Willard Womack, an 81-year-old retired airline pilot, also was spending that afternoon at the Commemorative Air Force hangar. He has given up flying, he said, but he still enjoys being around airplanes and other men and women who also like being around them. “I just love airplanes,” he said.
“When you’re an airplane nut like me, and I have been since I was 7 or 8 years old, that’s all I ever wanted to do was fly,” Womack said. “It’s a love affair between me and the machine.”
He especially enjoyed touring the country by air. “Even when I was flying for an airline, I liked looking at geography of the U.S. and [seeing] the history,” he said. “I’ve flown over Fort McHenry [in Maryland]. I flew over Yorktown [in Virginia]. If you study history, you can see it from the air as you move around the U.S.”
In his 19th-floor office overlooking Cobb County, Ellis keeps a folding map marked with bright red lines showing flights he’s taken and places he’s been. Penciled lines run from coast to coast and border to border, showing he’s taken jaunts literally all over the map. “I’ve landed in every state in the Lower 48,” he said.
He’s flown north to Canada and south to the Florida Keys and the British island Turks and Caicos. He’s covered the west. “I just love to fly the cross-country routes,” he said. “It takes me three days to get from Atlanta to Vancouver. I’ve followed the Oregon Trail, guidebook in hand. I’ve flown the Lewis and Clark trip.
“Flying the southwest [U.S.] is just beautiful. My favorite flight of all is leaving San Francisco, going down the Coast Range down to Death Valley and landing in Death Valley and seeing the altimeter go to minus 250 [feet]. That’s a beautiful flight.”
He has no intention of keeping to the ground any time soon. “I plan to fly as long as I’m healthy,” he said. He’s known of a pilot still flying at age 94, he said, so “I’ve got a long way to go.”
What keeps him heading back into the clouds? “Just the act of flying,” he said. “The freedom of being in the air in your own plane…. I love it. I just love it.”
Don’t Miss It!
DeKalb Peachtree Airport presents its 2018 Good Neighbor Day Open House Airshow on Saturday, May 19, from 12 noon to 5 p.m. There’s no admission fee, and parking is just $10 per vehicle.
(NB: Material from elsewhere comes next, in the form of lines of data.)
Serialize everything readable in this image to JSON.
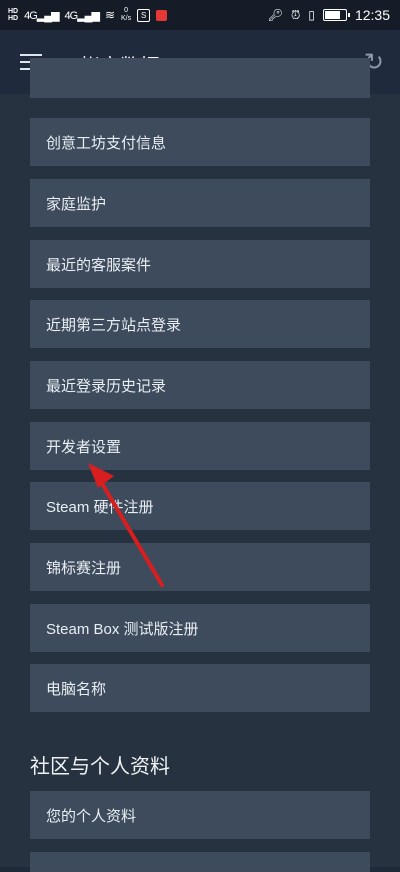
{
  "status_bar": {
    "sim1": "HD",
    "sim2": "HD",
    "signal1": "4G",
    "signal2": "4G",
    "speed_value": "0",
    "speed_unit": "K/s",
    "time": "12:35"
  },
  "app_bar": {
    "title": "帐户数据"
  },
  "items": [
    {
      "label": "创意工坊支付信息"
    },
    {
      "label": "家庭监护"
    },
    {
      "label": "最近的客服案件"
    },
    {
      "label": "近期第三方站点登录"
    },
    {
      "label": "最近登录历史记录"
    },
    {
      "label": "开发者设置"
    },
    {
      "label": "Steam 硬件注册"
    },
    {
      "label": "锦标赛注册"
    },
    {
      "label": "Steam Box 测试版注册"
    },
    {
      "label": "电脑名称"
    }
  ],
  "section2": {
    "title": "社区与个人资料",
    "items": [
      {
        "label": "您的个人资料"
      }
    ]
  },
  "colors": {
    "background": "#26323f",
    "item_bg": "#3d4b5c",
    "annotation_arrow": "#d81e1e"
  }
}
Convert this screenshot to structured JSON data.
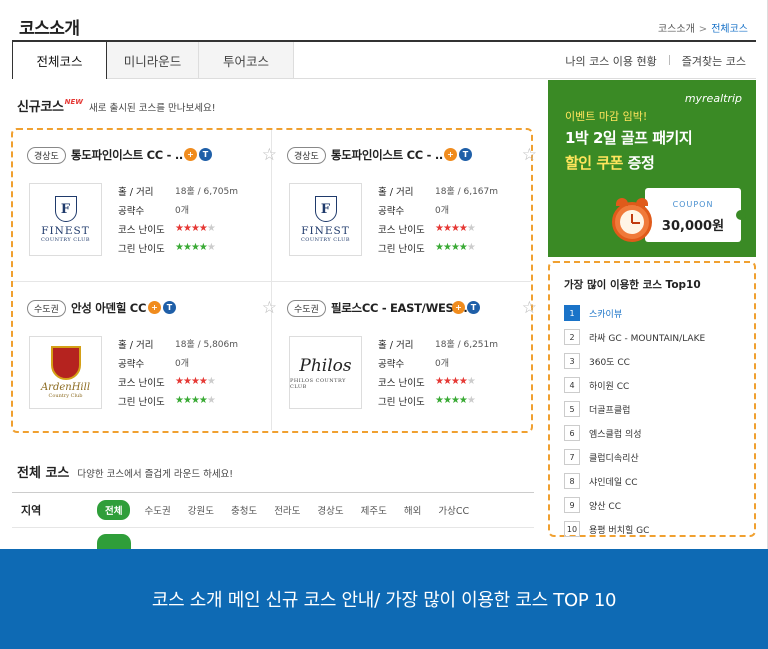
{
  "header": {
    "title": "코스소개",
    "breadcrumb": {
      "parent": "코스소개",
      "separator": ">",
      "current": "전체코스"
    }
  },
  "tabs": [
    {
      "label": "전체코스",
      "active": true
    },
    {
      "label": "미니라운드",
      "active": false
    },
    {
      "label": "투어코스",
      "active": false
    }
  ],
  "right_links": {
    "my_usage": "나의 코스 이용 현황",
    "favorites": "즐겨찾는 코스"
  },
  "new_courses": {
    "heading": "신규코스",
    "badge": "NEW",
    "subtitle": "새로 출시된 코스를 만나보세요!",
    "labels": {
      "holes": "홀 / 거리",
      "strategies": "공략수",
      "course_difficulty": "코스 난이도",
      "green_difficulty": "그린 난이도"
    },
    "cards": [
      {
        "region": "경상도",
        "name": "통도파인이스트 CC - ..",
        "holes": "18홀 / 6,705m",
        "strategies": "0개",
        "course_difficulty": 4,
        "green_difficulty": 4,
        "logo": {
          "word": "FINEST",
          "sub": "COUNTRY CLUB",
          "mark": "F"
        }
      },
      {
        "region": "경상도",
        "name": "통도파인이스트 CC - ..",
        "holes": "18홀 / 6,167m",
        "strategies": "0개",
        "course_difficulty": 4,
        "green_difficulty": 4,
        "logo": {
          "word": "FINEST",
          "sub": "COUNTRY CLUB",
          "mark": "F"
        }
      },
      {
        "region": "수도권",
        "name": "안성 아덴힐 CC",
        "holes": "18홀 / 5,806m",
        "strategies": "0개",
        "course_difficulty": 4,
        "green_difficulty": 4,
        "logo": {
          "word": "ArdenHill",
          "sub": "Country Club"
        }
      },
      {
        "region": "수도권",
        "name": "필로스CC - EAST/WEST..",
        "holes": "18홀 / 6,251m",
        "strategies": "0개",
        "course_difficulty": 4,
        "green_difficulty": 4,
        "logo": {
          "word": "Philos",
          "sub": "PHILOS COUNTRY CLUB"
        }
      }
    ],
    "icons": {
      "plus": "+",
      "t": "T"
    }
  },
  "all_courses": {
    "heading": "전체 코스",
    "subtitle": "다양한 코스에서 즐겁게 라운드 하세요!",
    "region_label": "지역",
    "filters": [
      "전체",
      "수도권",
      "강원도",
      "충청도",
      "전라도",
      "경상도",
      "제주도",
      "해외",
      "가상CC"
    ],
    "active_filter": "전체"
  },
  "ad": {
    "brand": "myrealtrip",
    "line1": "이벤트 마감 임박!",
    "line2": "1박 2일 골프 패키지",
    "line3_highlight": "할인 쿠폰",
    "line3_rest": " 증정",
    "coupon_label": "COUPON",
    "coupon_value": "30,000원",
    "colors": {
      "background": "#3a8a25",
      "highlight": "#ffe55c"
    }
  },
  "top10": {
    "title": "가장 많이 이용한 코스 Top10",
    "items": [
      {
        "rank": "1",
        "name": "스카이뷰"
      },
      {
        "rank": "2",
        "name": "라싸 GC - MOUNTAIN/LAKE"
      },
      {
        "rank": "3",
        "name": "360도 CC"
      },
      {
        "rank": "4",
        "name": "하이원 CC"
      },
      {
        "rank": "5",
        "name": "더골프클럽"
      },
      {
        "rank": "6",
        "name": "엠스클럽 의성"
      },
      {
        "rank": "7",
        "name": "클럽디속리산"
      },
      {
        "rank": "8",
        "name": "샤인데일 CC"
      },
      {
        "rank": "9",
        "name": "양산 CC"
      },
      {
        "rank": "10",
        "name": "용평 버치힐 GC"
      }
    ]
  },
  "caption": "코스 소개 메인 신규 코스 안내/ 가장 많이 이용한 코스 TOP 10",
  "colors": {
    "accent_blue": "#1a73c8",
    "highlight_orange": "#f0a030",
    "filter_green": "#2f9e3a",
    "caption_bg": "#0e6ab4"
  }
}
Check out the performers, attractions and details at pdkairshow.com.